Researchers at Oregon Health & Science University have developed software that utilizes real-space refinement to optimize atomic models of macromolecules fit into experimental electron density maps obtained either by x-ray crystallography or 3D electron microscopy. Real-space refinement optimizes the agreement between density simulated from an atomic model and an experimental map thus improving the accuracy of models based on x-ray diffraction or even lower resolution electron microscopy. This software can either be utilized as a standalone application or can be incorporated in other programs that support the use of additional stereochemical restraints to achieve a model precision that is beyond the nominal experimental resolution.
Dr. Michael Chapman is a Professor in the Department of Biochemistry and Molecular Biology at Oregon Health & Science University. The Chapman lab develops biophysical methods for visualizing molecular interaction and applies them in two distinct areas: vial-host interactions and the fundamentals of enzyme mechanism.

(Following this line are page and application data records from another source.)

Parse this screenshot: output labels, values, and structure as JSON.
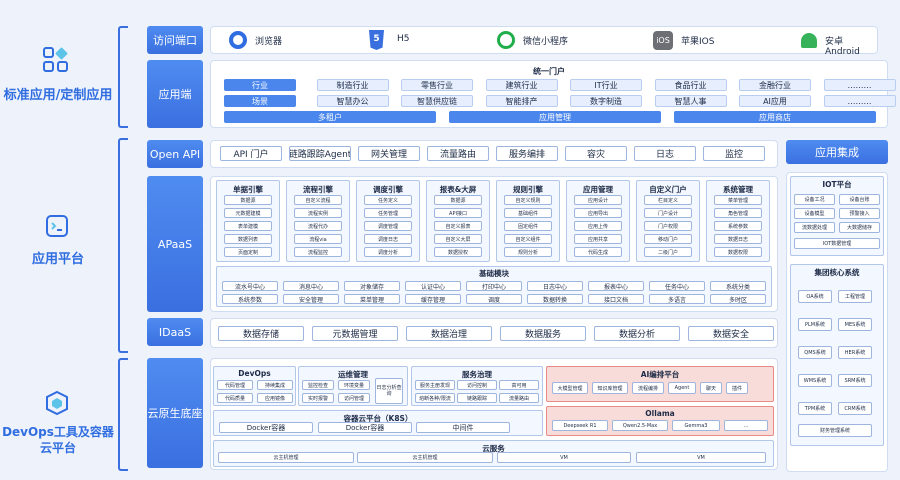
{
  "categories": {
    "standard": "标准应用/定制应用",
    "platform": "应用平台",
    "devops": "DevOps工具及容器云平台"
  },
  "access": {
    "label": "访问端口",
    "items": [
      {
        "name": "浏览器",
        "icon": "chrome-icon"
      },
      {
        "name": "H5",
        "icon": "html5-icon"
      },
      {
        "name": "微信小程序",
        "icon": "wechat-miniprogram-icon"
      },
      {
        "name": "苹果IOS",
        "icon": "ios-icon"
      },
      {
        "name": "安卓Android",
        "icon": "android-icon"
      }
    ]
  },
  "app": {
    "label": "应用端",
    "portal": "统一门户",
    "row1": [
      "行业",
      "制造行业",
      "零售行业",
      "建筑行业",
      "IT行业",
      "食品行业",
      "金融行业",
      "………"
    ],
    "row2": [
      "场景",
      "智慧办公",
      "智慧供应链",
      "智能排产",
      "数字制造",
      "智慧人事",
      "AI应用",
      "………"
    ],
    "row3": [
      "多租户",
      "应用管理",
      "应用商店"
    ]
  },
  "openapi": {
    "label": "Open API",
    "items": [
      "API 门户",
      "链路跟踪Agent",
      "网关管理",
      "流量路由",
      "服务编排",
      "容灾",
      "日志",
      "监控"
    ]
  },
  "integration": {
    "title": "应用集成"
  },
  "apaas": {
    "label": "APaaS",
    "engines": [
      {
        "title": "单据引擎",
        "items": [
          "数据源",
          "元数据建模",
          "表单建模",
          "数据列表",
          "页面定制"
        ]
      },
      {
        "title": "流程引擎",
        "items": [
          "自定义流程",
          "流程实例",
          "流程代办",
          "流程via",
          "流程监控"
        ]
      },
      {
        "title": "调度引擎",
        "items": [
          "任务定义",
          "任务管理",
          "调度管理",
          "调度日志",
          "调度分析"
        ]
      },
      {
        "title": "报表&大屏",
        "items": [
          "数据源",
          "API接口",
          "自定义报表",
          "自定义大屏",
          "数据授权"
        ]
      },
      {
        "title": "规则引擎",
        "items": [
          "自定义规则",
          "基础组件",
          "固定组件",
          "自定义组件",
          "规则分析"
        ]
      },
      {
        "title": "应用管理",
        "items": [
          "应用设计",
          "应用导出",
          "应用上传",
          "应用共享",
          "代码生成"
        ]
      },
      {
        "title": "自定义门户",
        "items": [
          "栏目定义",
          "门户设计",
          "门户权限",
          "移动门户",
          "二级门户"
        ]
      },
      {
        "title": "系统管理",
        "items": [
          "菜单管理",
          "角色管理",
          "系统参数",
          "数据日志",
          "数据权限"
        ]
      }
    ],
    "basic": {
      "title": "基础模块",
      "row1": [
        "流水号中心",
        "消息中心",
        "对象储存",
        "认证中心",
        "打印中心",
        "日志中心",
        "报表中心",
        "任务中心",
        "系统分类"
      ],
      "row2": [
        "系统参数",
        "安全管理",
        "菜单管理",
        "缓存管理",
        "调度",
        "数据转换",
        "接口文档",
        "多语言",
        "多时区"
      ]
    }
  },
  "iot": {
    "title": "IOT平台",
    "items": [
      "设备工况",
      "设备台账",
      "设备模型",
      "预警接入",
      "流数据处理",
      "大数据储存",
      "IOT数据管理"
    ]
  },
  "core": {
    "title": "集团核心系统",
    "items": [
      "OA系统",
      "工程管理",
      "PLM系统",
      "MES系统",
      "QMS系统",
      "HER系统",
      "WMS系统",
      "SRM系统",
      "TPM系统",
      "CRM系统",
      "财务管理系统"
    ]
  },
  "idaas": {
    "label": "IDaaS",
    "items": [
      "数据存储",
      "元数据管理",
      "数据治理",
      "数据服务",
      "数据分析",
      "数据安全"
    ]
  },
  "cloud": {
    "label": "云原生底座",
    "devops": {
      "title": "DevOps",
      "items": [
        "代码管理",
        "持续集成",
        "代码质量",
        "应用镜像"
      ]
    },
    "ops": {
      "title": "运维管理",
      "items": [
        "监控检查",
        "环境变量",
        "实时报警",
        "访问管理",
        "日志分析查询"
      ]
    },
    "svc": {
      "title": "服务治理",
      "items": [
        "服务主册发现",
        "访问控制",
        "高可用",
        "熔断各种/限流",
        "链路跟踪",
        "流量路由"
      ]
    },
    "ai": {
      "title": "AI编排平台",
      "items": [
        "大模型管理",
        "知识库管理",
        "流程编排",
        "Agent",
        "聊天",
        "插件"
      ]
    },
    "k8s": {
      "title": "容器云平台（K8S）",
      "items": [
        "Docker容器",
        "Docker容器",
        "中间件"
      ]
    },
    "ollama": {
      "title": "Ollama",
      "items": [
        "Deepseek R1",
        "Qwen2.5-Max",
        "Gemma3",
        "..."
      ]
    },
    "cs": {
      "title": "云服务",
      "items": [
        "云主机管理",
        "云主机管理",
        "VM",
        "VM"
      ]
    }
  },
  "colors": {
    "accent": "#3a6fe0",
    "ai": "#e88a86"
  }
}
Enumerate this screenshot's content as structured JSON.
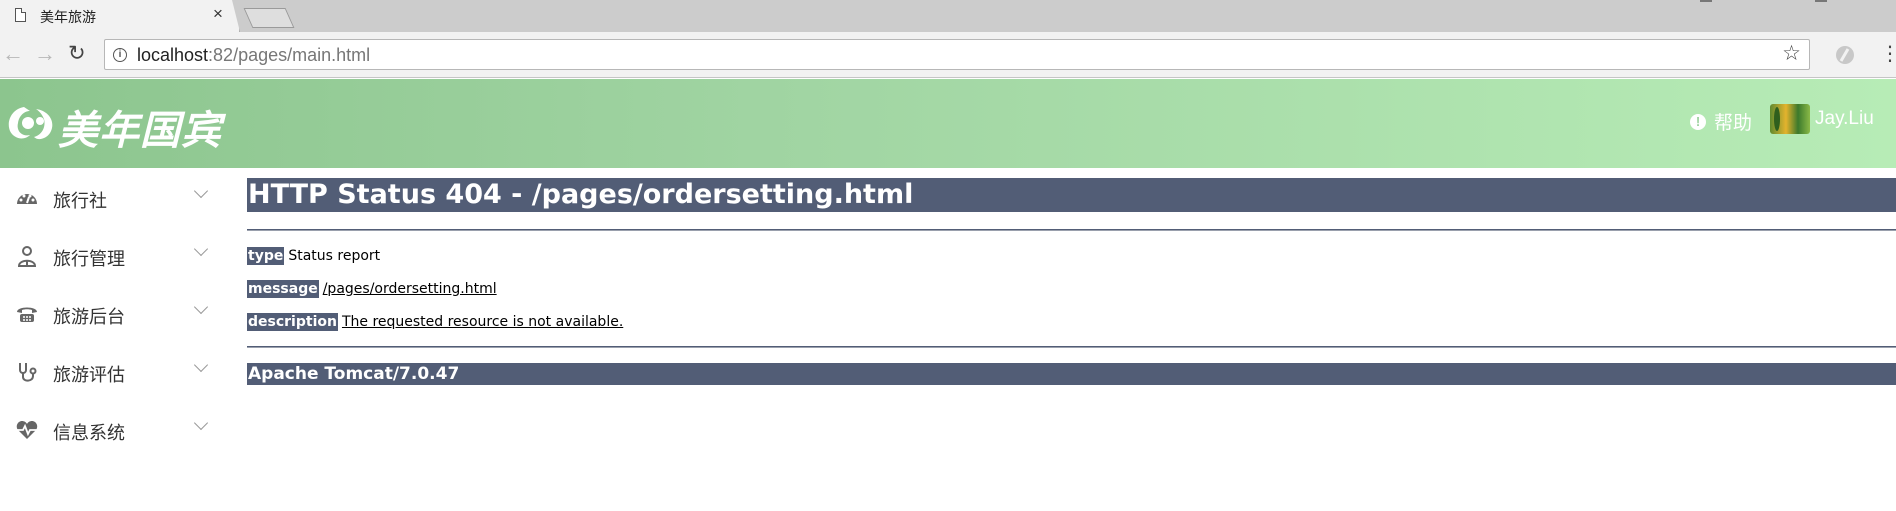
{
  "browser": {
    "tab_title": "美年旅游",
    "tab_close": "×",
    "url_host": "localhost",
    "url_rest": ":82/pages/main.html"
  },
  "header": {
    "logo_text": "美年国宾",
    "help_label": "帮助",
    "help_icon": "!",
    "username": "Jay.Liu"
  },
  "sidebar": {
    "items": [
      {
        "label": "旅行社",
        "icon": "dashboard-icon"
      },
      {
        "label": "旅行管理",
        "icon": "user-icon"
      },
      {
        "label": "旅游后台",
        "icon": "phone-icon"
      },
      {
        "label": "旅游评估",
        "icon": "stethoscope-icon"
      },
      {
        "label": "信息系统",
        "icon": "heartbeat-icon"
      }
    ]
  },
  "error_page": {
    "title": "HTTP Status 404 - /pages/ordersetting.html",
    "type_label": "type",
    "type_value": "Status report",
    "message_label": "message",
    "message_value": "/pages/ordersetting.html",
    "description_label": "description",
    "description_value": "The requested resource is not available.",
    "server": "Apache Tomcat/7.0.47",
    "accent_color": "#525d76"
  }
}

OHSU Technology 1742 is available for licensing.
Chapman, M. S. Restrained Real-Space Macromolecular Atomic Refinement using a New Resolution-Dependent Electron Density Function. Acta Crystallographica.1995; A51:69-80.
- Michael Chapman, SM.Biochemistry & Molecular Biology
- Andrew Trzynka, SM.Biochemistry & Molecular Biology
- Brynmor Chapman, SM.Biochemistry & Molecular Biology
For more information, contact:
Technology Development Manager